- DATA SUPPLIED -
####

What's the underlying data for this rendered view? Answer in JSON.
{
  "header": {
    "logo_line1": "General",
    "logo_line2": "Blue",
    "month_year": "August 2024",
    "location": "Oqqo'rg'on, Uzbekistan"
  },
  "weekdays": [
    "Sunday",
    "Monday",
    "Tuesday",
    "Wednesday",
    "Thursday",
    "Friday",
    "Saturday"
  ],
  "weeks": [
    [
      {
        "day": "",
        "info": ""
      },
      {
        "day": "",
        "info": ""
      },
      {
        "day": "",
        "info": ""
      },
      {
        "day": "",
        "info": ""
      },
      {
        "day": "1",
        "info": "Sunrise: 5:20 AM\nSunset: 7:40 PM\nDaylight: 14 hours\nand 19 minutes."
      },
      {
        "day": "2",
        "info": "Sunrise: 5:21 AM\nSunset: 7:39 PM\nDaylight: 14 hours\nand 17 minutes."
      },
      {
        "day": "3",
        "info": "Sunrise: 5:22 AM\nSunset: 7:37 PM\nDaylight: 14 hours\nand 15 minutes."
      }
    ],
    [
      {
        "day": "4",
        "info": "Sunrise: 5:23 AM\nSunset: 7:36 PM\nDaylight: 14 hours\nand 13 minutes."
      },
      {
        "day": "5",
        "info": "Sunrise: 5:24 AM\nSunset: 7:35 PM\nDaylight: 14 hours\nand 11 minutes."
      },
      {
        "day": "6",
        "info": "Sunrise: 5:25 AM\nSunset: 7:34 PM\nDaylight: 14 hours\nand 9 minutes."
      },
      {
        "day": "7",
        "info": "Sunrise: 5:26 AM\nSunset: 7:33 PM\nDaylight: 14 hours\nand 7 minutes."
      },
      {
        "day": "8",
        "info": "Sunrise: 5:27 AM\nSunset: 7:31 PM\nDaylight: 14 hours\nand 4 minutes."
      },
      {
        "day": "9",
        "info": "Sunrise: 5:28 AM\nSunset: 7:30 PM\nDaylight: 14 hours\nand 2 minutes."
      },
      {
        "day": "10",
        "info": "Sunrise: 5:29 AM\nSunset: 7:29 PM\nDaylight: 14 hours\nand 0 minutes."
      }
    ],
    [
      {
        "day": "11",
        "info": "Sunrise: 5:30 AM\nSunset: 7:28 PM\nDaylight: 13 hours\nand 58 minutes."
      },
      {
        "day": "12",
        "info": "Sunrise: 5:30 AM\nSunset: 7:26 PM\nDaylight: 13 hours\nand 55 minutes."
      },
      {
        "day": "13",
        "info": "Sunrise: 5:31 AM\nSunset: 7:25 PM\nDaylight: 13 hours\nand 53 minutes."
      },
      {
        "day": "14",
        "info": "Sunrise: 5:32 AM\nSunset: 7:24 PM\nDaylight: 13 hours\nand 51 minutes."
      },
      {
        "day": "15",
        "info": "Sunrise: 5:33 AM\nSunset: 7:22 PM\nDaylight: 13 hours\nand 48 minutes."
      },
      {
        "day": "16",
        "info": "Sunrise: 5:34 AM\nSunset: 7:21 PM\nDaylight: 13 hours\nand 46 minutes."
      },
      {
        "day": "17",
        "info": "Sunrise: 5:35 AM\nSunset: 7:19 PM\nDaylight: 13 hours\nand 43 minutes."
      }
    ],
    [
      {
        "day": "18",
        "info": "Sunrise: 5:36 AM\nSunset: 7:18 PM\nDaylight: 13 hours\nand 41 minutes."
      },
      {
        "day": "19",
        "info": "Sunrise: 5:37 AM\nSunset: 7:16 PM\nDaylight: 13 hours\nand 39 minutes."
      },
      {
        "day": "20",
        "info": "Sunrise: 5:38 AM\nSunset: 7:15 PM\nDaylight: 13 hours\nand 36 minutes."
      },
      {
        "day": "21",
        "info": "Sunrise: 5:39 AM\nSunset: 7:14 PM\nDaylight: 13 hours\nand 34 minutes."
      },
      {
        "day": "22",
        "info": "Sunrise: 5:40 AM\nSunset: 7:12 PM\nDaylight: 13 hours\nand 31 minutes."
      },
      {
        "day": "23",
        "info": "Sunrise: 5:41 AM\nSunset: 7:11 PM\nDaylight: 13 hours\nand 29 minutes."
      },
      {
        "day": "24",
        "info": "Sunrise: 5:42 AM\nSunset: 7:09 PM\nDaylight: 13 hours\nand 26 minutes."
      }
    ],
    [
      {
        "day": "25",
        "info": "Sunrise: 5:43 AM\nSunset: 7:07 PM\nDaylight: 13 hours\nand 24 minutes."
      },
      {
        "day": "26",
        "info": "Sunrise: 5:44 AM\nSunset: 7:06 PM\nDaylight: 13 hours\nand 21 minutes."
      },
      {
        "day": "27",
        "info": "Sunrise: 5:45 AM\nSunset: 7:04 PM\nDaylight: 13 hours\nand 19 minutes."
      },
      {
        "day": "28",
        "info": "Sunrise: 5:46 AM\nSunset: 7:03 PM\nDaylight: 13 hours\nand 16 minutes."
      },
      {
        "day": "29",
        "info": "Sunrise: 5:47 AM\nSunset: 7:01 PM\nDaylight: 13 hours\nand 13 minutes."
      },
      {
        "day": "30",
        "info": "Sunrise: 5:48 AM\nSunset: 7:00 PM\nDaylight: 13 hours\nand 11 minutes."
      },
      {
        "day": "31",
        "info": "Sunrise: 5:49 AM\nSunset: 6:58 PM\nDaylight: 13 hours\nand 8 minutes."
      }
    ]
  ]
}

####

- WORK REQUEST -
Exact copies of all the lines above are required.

- RESULT -
What's the underlying data for this rendered view? Answer in JSON.
{
  "header": {
    "logo_line1": "General",
    "logo_line2": "Blue",
    "month_year": "August 2024",
    "location": "Oqqo'rg'on, Uzbekistan"
  },
  "weekdays": [
    "Sunday",
    "Monday",
    "Tuesday",
    "Wednesday",
    "Thursday",
    "Friday",
    "Saturday"
  ],
  "weeks": [
    [
      {
        "day": "",
        "info": ""
      },
      {
        "day": "",
        "info": ""
      },
      {
        "day": "",
        "info": ""
      },
      {
        "day": "",
        "info": ""
      },
      {
        "day": "1",
        "info": "Sunrise: 5:20 AM\nSunset: 7:40 PM\nDaylight: 14 hours\nand 19 minutes."
      },
      {
        "day": "2",
        "info": "Sunrise: 5:21 AM\nSunset: 7:39 PM\nDaylight: 14 hours\nand 17 minutes."
      },
      {
        "day": "3",
        "info": "Sunrise: 5:22 AM\nSunset: 7:37 PM\nDaylight: 14 hours\nand 15 minutes."
      }
    ],
    [
      {
        "day": "4",
        "info": "Sunrise: 5:23 AM\nSunset: 7:36 PM\nDaylight: 14 hours\nand 13 minutes."
      },
      {
        "day": "5",
        "info": "Sunrise: 5:24 AM\nSunset: 7:35 PM\nDaylight: 14 hours\nand 11 minutes."
      },
      {
        "day": "6",
        "info": "Sunrise: 5:25 AM\nSunset: 7:34 PM\nDaylight: 14 hours\nand 9 minutes."
      },
      {
        "day": "7",
        "info": "Sunrise: 5:26 AM\nSunset: 7:33 PM\nDaylight: 14 hours\nand 7 minutes."
      },
      {
        "day": "8",
        "info": "Sunrise: 5:27 AM\nSunset: 7:31 PM\nDaylight: 14 hours\nand 4 minutes."
      },
      {
        "day": "9",
        "info": "Sunrise: 5:28 AM\nSunset: 7:30 PM\nDaylight: 14 hours\nand 2 minutes."
      },
      {
        "day": "10",
        "info": "Sunrise: 5:29 AM\nSunset: 7:29 PM\nDaylight: 14 hours\nand 0 minutes."
      }
    ],
    [
      {
        "day": "11",
        "info": "Sunrise: 5:30 AM\nSunset: 7:28 PM\nDaylight: 13 hours\nand 58 minutes."
      },
      {
        "day": "12",
        "info": "Sunrise: 5:30 AM\nSunset: 7:26 PM\nDaylight: 13 hours\nand 55 minutes."
      },
      {
        "day": "13",
        "info": "Sunrise: 5:31 AM\nSunset: 7:25 PM\nDaylight: 13 hours\nand 53 minutes."
      },
      {
        "day": "14",
        "info": "Sunrise: 5:32 AM\nSunset: 7:24 PM\nDaylight: 13 hours\nand 51 minutes."
      },
      {
        "day": "15",
        "info": "Sunrise: 5:33 AM\nSunset: 7:22 PM\nDaylight: 13 hours\nand 48 minutes."
      },
      {
        "day": "16",
        "info": "Sunrise: 5:34 AM\nSunset: 7:21 PM\nDaylight: 13 hours\nand 46 minutes."
      },
      {
        "day": "17",
        "info": "Sunrise: 5:35 AM\nSunset: 7:19 PM\nDaylight: 13 hours\nand 43 minutes."
      }
    ],
    [
      {
        "day": "18",
        "info": "Sunrise: 5:36 AM\nSunset: 7:18 PM\nDaylight: 13 hours\nand 41 minutes."
      },
      {
        "day": "19",
        "info": "Sunrise: 5:37 AM\nSunset: 7:16 PM\nDaylight: 13 hours\nand 39 minutes."
      },
      {
        "day": "20",
        "info": "Sunrise: 5:38 AM\nSunset: 7:15 PM\nDaylight: 13 hours\nand 36 minutes."
      },
      {
        "day": "21",
        "info": "Sunrise: 5:39 AM\nSunset: 7:14 PM\nDaylight: 13 hours\nand 34 minutes."
      },
      {
        "day": "22",
        "info": "Sunrise: 5:40 AM\nSunset: 7:12 PM\nDaylight: 13 hours\nand 31 minutes."
      },
      {
        "day": "23",
        "info": "Sunrise: 5:41 AM\nSunset: 7:11 PM\nDaylight: 13 hours\nand 29 minutes."
      },
      {
        "day": "24",
        "info": "Sunrise: 5:42 AM\nSunset: 7:09 PM\nDaylight: 13 hours\nand 26 minutes."
      }
    ],
    [
      {
        "day": "25",
        "info": "Sunrise: 5:43 AM\nSunset: 7:07 PM\nDaylight: 13 hours\nand 24 minutes."
      },
      {
        "day": "26",
        "info": "Sunrise: 5:44 AM\nSunset: 7:06 PM\nDaylight: 13 hours\nand 21 minutes."
      },
      {
        "day": "27",
        "info": "Sunrise: 5:45 AM\nSunset: 7:04 PM\nDaylight: 13 hours\nand 19 minutes."
      },
      {
        "day": "28",
        "info": "Sunrise: 5:46 AM\nSunset: 7:03 PM\nDaylight: 13 hours\nand 16 minutes."
      },
      {
        "day": "29",
        "info": "Sunrise: 5:47 AM\nSunset: 7:01 PM\nDaylight: 13 hours\nand 13 minutes."
      },
      {
        "day": "30",
        "info": "Sunrise: 5:48 AM\nSunset: 7:00 PM\nDaylight: 13 hours\nand 11 minutes."
      },
      {
        "day": "31",
        "info": "Sunrise: 5:49 AM\nSunset: 6:58 PM\nDaylight: 13 hours\nand 8 minutes."
      }
    ]
  ]
}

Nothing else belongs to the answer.